**Exercise details:** Set every entry down again exactly, excluding any pictures.

START Record excerpts

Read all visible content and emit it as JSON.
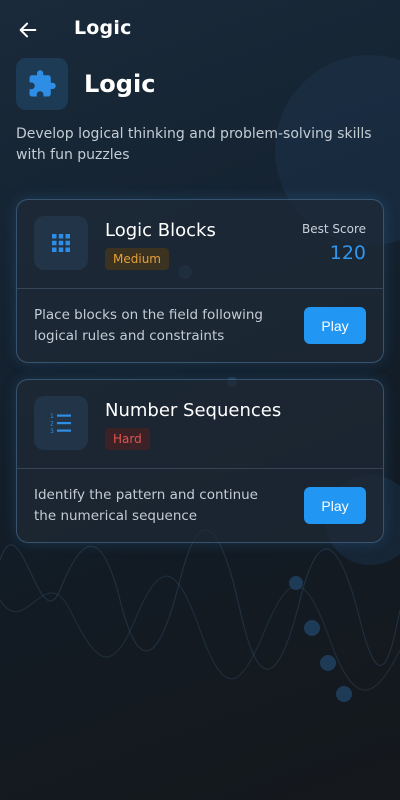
{
  "app_bar": {
    "back_icon": "arrow-left-icon",
    "title": "Logic"
  },
  "hero": {
    "icon": "puzzle-icon",
    "title": "Logic",
    "description": "Develop logical thinking and problem-solving skills with fun puzzles"
  },
  "games": [
    {
      "title": "Logic Blocks",
      "icon": "grid-icon",
      "difficulty": "Medium",
      "best_score_label": "Best Score",
      "best_score": "120",
      "description": "Place blocks on the field following logical rules and constraints",
      "play_label": "Play"
    },
    {
      "title": "Number Sequences",
      "icon": "numbered-list-icon",
      "difficulty": "Hard",
      "description": "Identify the pattern and continue the numerical sequence",
      "play_label": "Play"
    }
  ],
  "colors": {
    "accent": "#2196F3",
    "medium": "#E6A03A",
    "hard": "#E0534F",
    "background": "#141C24"
  }
}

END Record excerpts

**Completed task:**
Read all visible content and emit it as JSON.
{
  "app_bar": {
    "back_icon": "arrow-left-icon",
    "title": "Logic"
  },
  "hero": {
    "icon": "puzzle-icon",
    "title": "Logic",
    "description": "Develop logical thinking and problem-solving skills with fun puzzles"
  },
  "games": [
    {
      "title": "Logic Blocks",
      "icon": "grid-icon",
      "difficulty": "Medium",
      "best_score_label": "Best Score",
      "best_score": "120",
      "description": "Place blocks on the field following logical rules and constraints",
      "play_label": "Play"
    },
    {
      "title": "Number Sequences",
      "icon": "numbered-list-icon",
      "difficulty": "Hard",
      "description": "Identify the pattern and continue the numerical sequence",
      "play_label": "Play"
    }
  ],
  "colors": {
    "accent": "#2196F3",
    "medium": "#E6A03A",
    "hard": "#E0534F",
    "background": "#141C24"
  }
}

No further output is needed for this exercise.